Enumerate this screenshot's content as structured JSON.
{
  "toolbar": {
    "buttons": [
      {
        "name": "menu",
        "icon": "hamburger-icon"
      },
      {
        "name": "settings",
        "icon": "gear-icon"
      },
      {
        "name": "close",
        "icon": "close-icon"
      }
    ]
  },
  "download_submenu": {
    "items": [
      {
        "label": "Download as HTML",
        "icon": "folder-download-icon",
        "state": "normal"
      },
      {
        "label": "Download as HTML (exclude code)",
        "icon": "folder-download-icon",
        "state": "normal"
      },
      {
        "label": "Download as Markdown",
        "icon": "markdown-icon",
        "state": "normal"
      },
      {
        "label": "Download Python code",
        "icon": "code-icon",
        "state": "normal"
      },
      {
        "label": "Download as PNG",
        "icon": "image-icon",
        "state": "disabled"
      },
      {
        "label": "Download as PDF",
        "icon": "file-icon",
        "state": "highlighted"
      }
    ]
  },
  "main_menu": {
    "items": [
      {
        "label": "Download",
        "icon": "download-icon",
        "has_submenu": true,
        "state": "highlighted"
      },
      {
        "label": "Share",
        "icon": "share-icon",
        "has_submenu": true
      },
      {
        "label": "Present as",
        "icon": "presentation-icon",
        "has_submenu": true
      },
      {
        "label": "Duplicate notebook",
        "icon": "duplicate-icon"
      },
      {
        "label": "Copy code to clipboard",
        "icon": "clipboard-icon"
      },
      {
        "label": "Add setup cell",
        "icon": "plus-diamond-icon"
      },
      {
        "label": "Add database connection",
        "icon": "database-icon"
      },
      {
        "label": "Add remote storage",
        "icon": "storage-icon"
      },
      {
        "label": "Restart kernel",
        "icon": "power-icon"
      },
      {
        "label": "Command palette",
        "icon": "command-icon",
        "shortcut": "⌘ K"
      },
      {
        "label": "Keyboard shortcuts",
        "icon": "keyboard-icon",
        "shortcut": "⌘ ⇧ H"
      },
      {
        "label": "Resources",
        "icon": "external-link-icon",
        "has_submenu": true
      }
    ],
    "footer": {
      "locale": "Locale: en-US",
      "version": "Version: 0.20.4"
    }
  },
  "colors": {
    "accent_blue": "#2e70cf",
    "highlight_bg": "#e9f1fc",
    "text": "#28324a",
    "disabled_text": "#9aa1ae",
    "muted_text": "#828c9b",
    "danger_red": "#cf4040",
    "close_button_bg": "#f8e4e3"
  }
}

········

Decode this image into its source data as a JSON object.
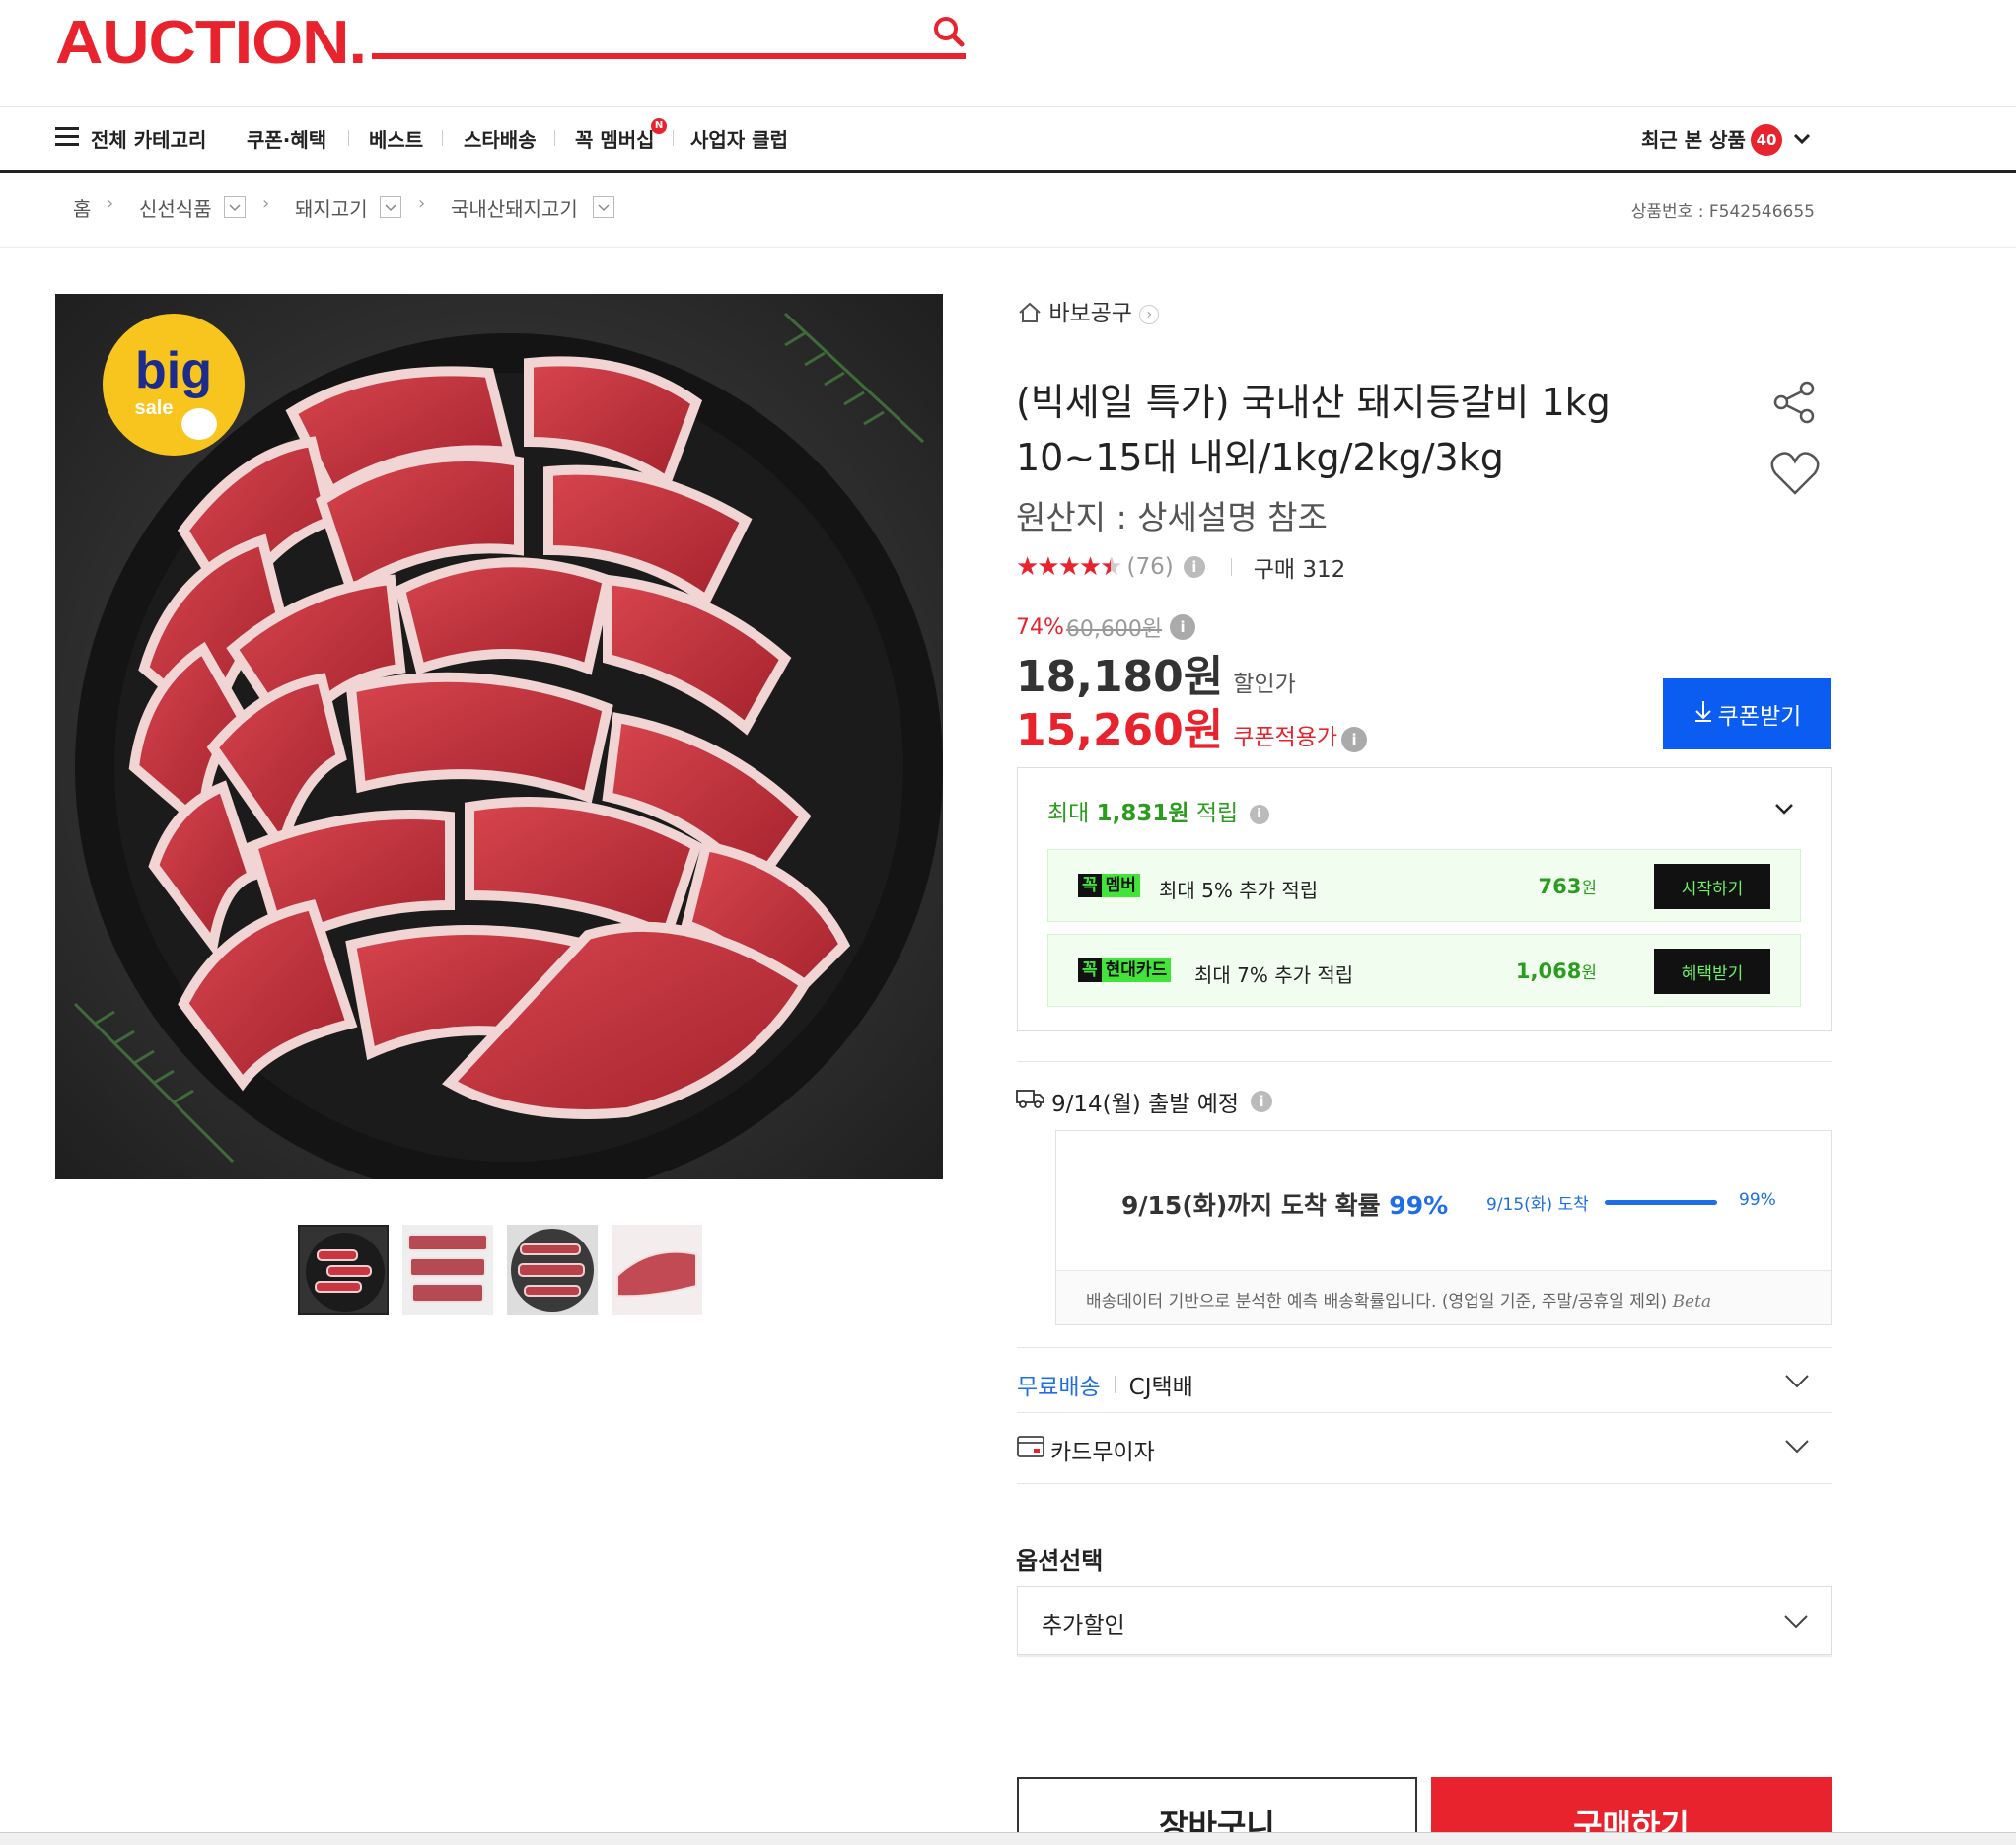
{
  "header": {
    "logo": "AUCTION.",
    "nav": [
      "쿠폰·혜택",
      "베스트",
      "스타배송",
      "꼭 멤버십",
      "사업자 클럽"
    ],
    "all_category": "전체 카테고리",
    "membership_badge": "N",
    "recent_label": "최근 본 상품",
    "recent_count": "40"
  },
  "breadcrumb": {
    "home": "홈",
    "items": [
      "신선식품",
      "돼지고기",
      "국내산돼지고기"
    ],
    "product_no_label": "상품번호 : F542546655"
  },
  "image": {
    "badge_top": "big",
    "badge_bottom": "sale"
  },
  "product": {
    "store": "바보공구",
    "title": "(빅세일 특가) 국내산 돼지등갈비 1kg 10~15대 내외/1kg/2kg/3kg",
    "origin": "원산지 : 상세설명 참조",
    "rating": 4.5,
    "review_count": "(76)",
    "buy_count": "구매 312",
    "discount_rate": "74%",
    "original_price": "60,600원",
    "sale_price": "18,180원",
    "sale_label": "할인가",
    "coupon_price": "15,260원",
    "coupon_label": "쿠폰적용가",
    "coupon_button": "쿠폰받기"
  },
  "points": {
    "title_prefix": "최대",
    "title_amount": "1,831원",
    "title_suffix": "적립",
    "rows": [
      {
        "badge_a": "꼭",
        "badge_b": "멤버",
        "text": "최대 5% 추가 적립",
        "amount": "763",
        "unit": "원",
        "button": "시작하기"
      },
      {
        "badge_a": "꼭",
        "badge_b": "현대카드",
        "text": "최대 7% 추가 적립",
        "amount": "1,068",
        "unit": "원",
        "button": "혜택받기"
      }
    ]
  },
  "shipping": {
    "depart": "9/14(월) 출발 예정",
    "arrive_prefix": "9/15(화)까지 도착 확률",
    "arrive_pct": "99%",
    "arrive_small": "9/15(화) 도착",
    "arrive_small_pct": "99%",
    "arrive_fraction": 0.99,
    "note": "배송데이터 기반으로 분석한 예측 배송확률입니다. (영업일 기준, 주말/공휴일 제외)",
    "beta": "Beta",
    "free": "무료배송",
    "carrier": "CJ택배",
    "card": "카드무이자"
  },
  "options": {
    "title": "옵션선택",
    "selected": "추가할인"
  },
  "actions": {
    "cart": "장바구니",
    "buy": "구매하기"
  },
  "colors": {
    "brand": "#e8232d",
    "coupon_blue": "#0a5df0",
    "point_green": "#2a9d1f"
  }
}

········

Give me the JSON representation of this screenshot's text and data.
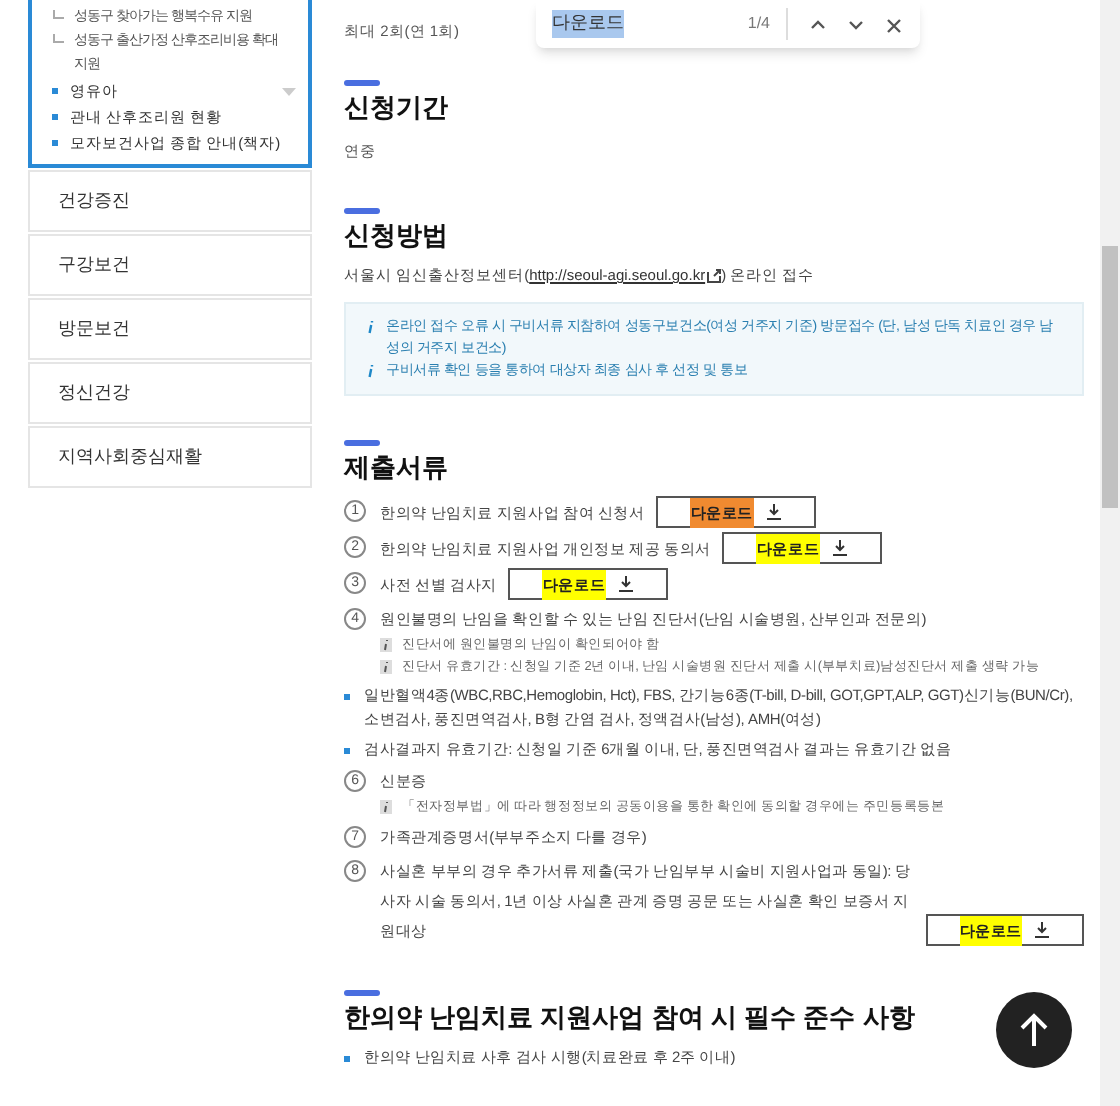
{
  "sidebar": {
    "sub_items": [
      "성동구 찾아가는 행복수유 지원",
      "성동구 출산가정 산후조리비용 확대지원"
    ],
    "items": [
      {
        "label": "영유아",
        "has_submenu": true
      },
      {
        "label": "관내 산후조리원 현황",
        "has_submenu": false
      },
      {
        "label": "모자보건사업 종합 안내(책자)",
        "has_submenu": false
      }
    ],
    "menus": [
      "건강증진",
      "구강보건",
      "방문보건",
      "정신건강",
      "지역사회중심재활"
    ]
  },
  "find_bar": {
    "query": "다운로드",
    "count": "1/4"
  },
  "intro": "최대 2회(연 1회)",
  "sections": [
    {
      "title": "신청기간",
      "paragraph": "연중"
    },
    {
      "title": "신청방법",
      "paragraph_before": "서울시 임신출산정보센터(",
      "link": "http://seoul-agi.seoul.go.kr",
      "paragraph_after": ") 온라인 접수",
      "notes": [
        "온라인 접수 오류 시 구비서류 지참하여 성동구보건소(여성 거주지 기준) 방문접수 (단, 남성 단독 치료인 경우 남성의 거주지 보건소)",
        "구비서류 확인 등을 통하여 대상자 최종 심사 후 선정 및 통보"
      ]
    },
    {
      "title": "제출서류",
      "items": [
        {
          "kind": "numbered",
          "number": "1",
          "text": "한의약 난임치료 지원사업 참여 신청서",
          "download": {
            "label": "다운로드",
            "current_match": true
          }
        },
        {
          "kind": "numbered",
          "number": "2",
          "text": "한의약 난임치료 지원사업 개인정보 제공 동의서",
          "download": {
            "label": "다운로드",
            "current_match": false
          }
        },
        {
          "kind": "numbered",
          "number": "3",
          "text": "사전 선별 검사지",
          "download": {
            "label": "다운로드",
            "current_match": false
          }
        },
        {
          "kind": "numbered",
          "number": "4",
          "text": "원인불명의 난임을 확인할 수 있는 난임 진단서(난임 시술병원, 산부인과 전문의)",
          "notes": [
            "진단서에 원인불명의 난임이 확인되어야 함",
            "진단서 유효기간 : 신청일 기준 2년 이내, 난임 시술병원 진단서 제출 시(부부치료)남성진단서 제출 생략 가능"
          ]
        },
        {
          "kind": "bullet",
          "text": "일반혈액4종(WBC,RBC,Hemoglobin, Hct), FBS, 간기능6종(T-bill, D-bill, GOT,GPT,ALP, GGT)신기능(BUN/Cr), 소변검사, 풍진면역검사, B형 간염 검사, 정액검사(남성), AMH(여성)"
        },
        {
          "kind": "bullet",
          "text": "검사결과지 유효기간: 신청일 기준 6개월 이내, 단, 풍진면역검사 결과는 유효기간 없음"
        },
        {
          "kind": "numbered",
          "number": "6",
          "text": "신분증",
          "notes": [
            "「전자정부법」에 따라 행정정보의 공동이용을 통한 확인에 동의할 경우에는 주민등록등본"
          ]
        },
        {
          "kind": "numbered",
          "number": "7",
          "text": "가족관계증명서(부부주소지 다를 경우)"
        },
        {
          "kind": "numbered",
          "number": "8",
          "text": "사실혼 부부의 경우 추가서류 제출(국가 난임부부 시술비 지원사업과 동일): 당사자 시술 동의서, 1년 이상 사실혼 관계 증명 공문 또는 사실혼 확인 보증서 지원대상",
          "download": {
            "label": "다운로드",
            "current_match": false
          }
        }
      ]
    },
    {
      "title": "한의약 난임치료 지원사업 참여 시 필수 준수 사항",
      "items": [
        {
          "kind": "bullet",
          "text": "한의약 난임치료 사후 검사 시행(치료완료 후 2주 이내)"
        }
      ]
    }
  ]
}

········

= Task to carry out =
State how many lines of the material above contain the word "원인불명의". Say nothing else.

= Output for this task =
2